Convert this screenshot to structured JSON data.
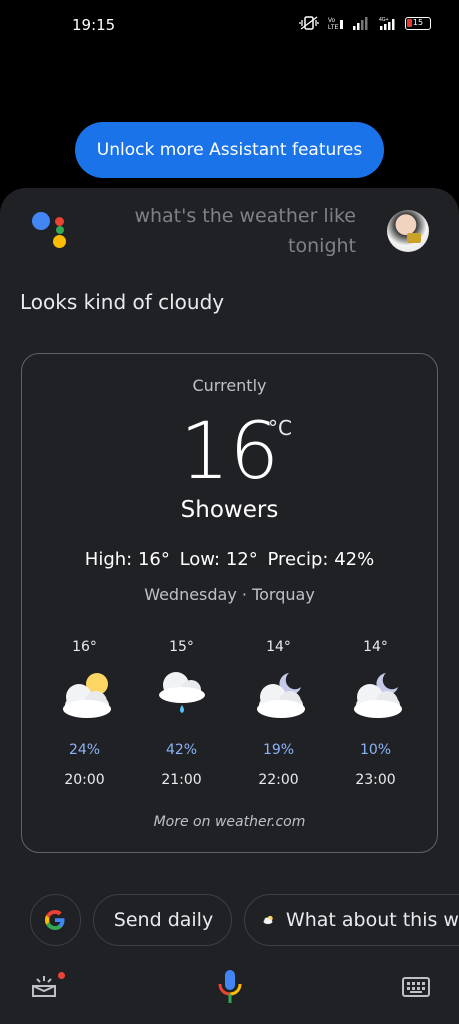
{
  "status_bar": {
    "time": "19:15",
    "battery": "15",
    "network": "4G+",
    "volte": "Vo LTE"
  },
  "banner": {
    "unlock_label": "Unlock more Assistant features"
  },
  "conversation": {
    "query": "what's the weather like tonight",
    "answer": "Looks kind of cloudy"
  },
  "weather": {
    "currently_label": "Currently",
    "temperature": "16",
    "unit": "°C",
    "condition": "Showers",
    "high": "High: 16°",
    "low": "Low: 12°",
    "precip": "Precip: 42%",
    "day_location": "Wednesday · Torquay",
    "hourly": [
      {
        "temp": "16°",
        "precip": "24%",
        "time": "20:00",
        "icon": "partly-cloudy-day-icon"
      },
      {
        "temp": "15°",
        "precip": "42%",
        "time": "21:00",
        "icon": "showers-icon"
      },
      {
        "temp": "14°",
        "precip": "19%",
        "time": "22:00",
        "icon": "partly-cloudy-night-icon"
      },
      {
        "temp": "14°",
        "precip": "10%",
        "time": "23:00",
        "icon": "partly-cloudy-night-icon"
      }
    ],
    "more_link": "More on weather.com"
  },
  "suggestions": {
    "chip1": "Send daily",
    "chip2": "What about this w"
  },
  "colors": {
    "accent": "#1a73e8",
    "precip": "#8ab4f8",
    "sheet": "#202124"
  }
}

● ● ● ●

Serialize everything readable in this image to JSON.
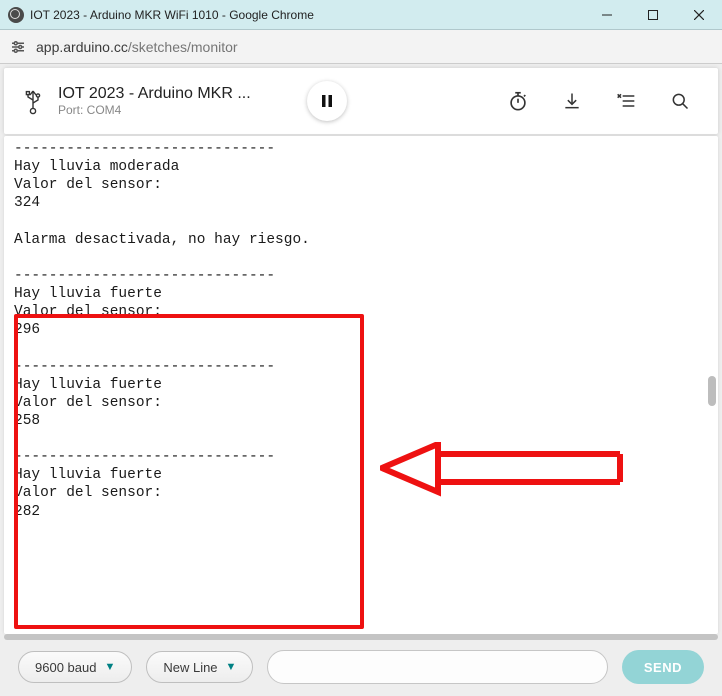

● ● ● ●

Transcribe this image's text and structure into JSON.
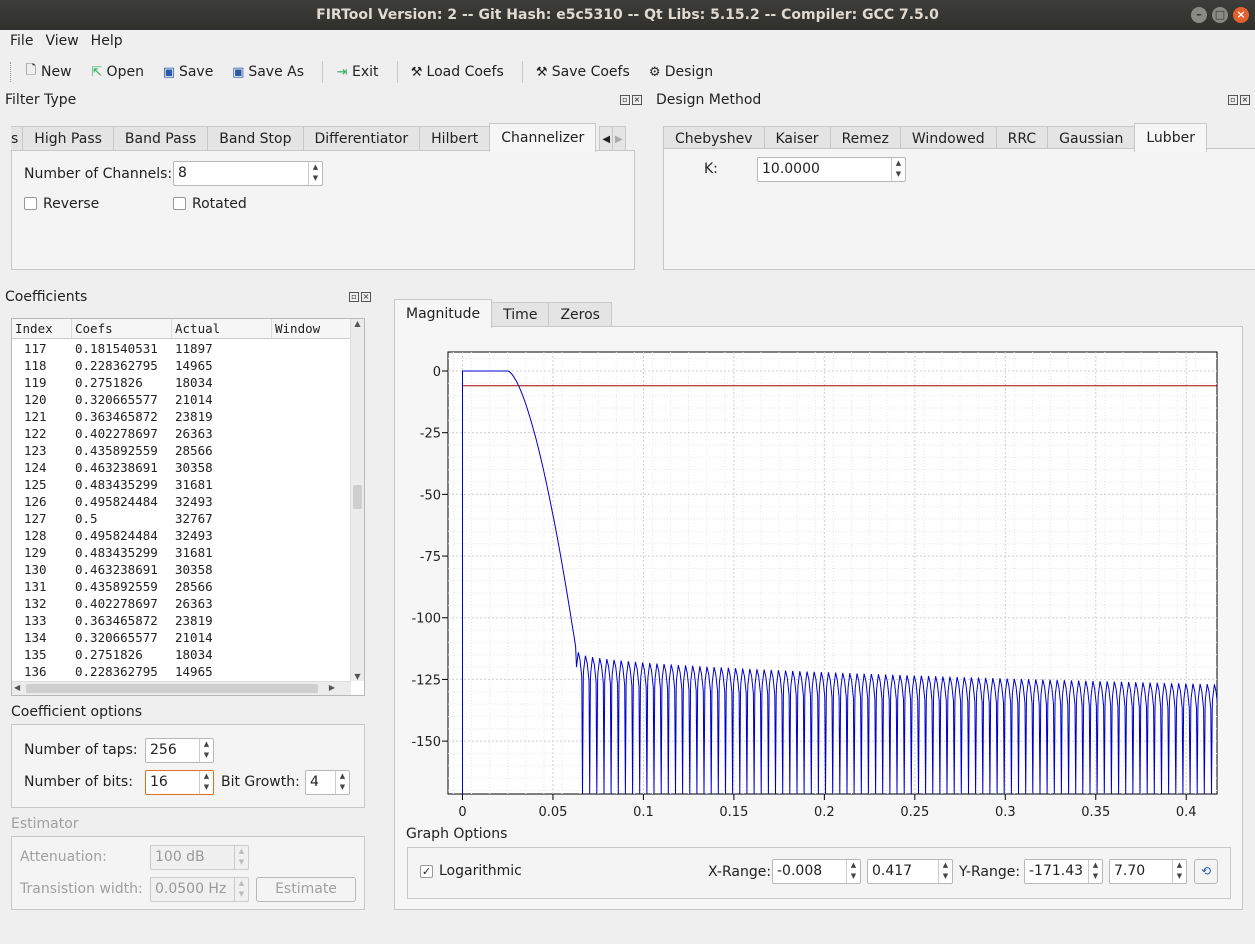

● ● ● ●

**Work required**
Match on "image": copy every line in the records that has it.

**Exercise output**
Serialize everything readable in this image to JSON.
Transcribe this image's text and structure into JSON.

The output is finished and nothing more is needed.